Free feminine hygiene products will now be provided to girls in grades six through 12 in New York State public schools, Gov. Andrew Cuomo announced in a tweet on April 2.
While the steps New York has taken are admirable for lessening the costly burden menstrual products put on women, society will never be able to claim full equality for women until these practices are adopted worldwide.
If toilet paper and soap are offered at no cost in public restrooms, materials a woman needs for a cycle she can’t prevent should be too. Women are charged an absurd amount of money for something their bodies must do, not because of a choice they made. The average woman will use almost 10,000 tampons in her lifetime for a cost totaling $1,773.33, according to HuffPost.
The high cost and taxes on menstrual products help contribute to what is called “period poverty,” wherein families cannot afford to purchase these products, especially low-income families.
In a press release from January—when Cuomo first proposed free menstrual product legislation—it was reported that “42 percent of children live in low income families.
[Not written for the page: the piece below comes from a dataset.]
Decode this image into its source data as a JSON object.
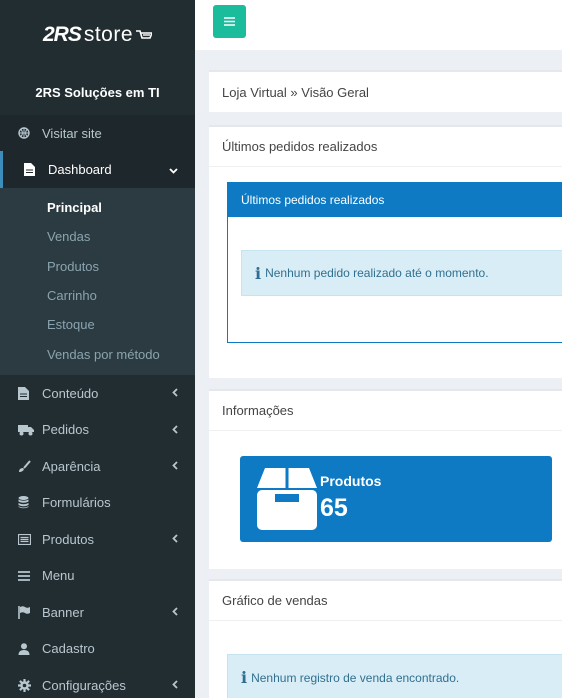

At $7 to $10 per package, a month’s supple of something as simple as a box of pads or tampons can be one expense too many for struggling families.”
New York—along with California and Illinois—should be commended for alleviating the cost of products from middle and high school aged girls. The rest of the country must follow suit.
As New York Assembly member Linda Rosenthal—who introduced three bills to help increase access to menstrual products—wrote in a press release in May, “menstruating is not a luxury; it is a biological phenomenon that necessitates the use of products that are costly.” Leaving families responsible for purchasing feminine hygiene products is a form of sexism and simply unfair to girls who cannot access these supplies.
Women who cannot afford these products must worry about how they’re going to handle their period every month. In comparison, teenaged and young men don’t have to worry about access to free condoms.
Many high schools and colleges across the United States provide free condoms in sex education classes and dormitories. Condoms are regarded as being very important—there’s no denying that they are essential in preventing the spread of STDs and unwanted pregnancies. Yet menstrual products don’t seem to be taken as seriously, which is simply unfair.
Without access to these products, millions of girls miss school while they are on their periods, according to Affinity Magazine. Furthermore, girls will often use a pad or tampon for much longer than is medically recommended, Affinity Magazine reports.
Free feminine hygiene products nationwide would reduce the number of girls missing school or risking consequences such as Toxic Shock Syndrome. TSS is “a complication arising from an infection with certain types of bacteria” and happens when tampons are left in for too long, according to The Washington Post.
Despite society’s attempts to improve equality and opportunities for young women, the gap will never be fully bridged so long as schools aren’t providing free menstrual products and stores are still taxing them. New York, among other states, has helped lead the way and hopefully, other states will soon follow.
To alleviate the burden of purchasing or paying taxes on feminine hygiene products from women is to acknowledge that nothing should stand in the way of what they can achieve; their periods included.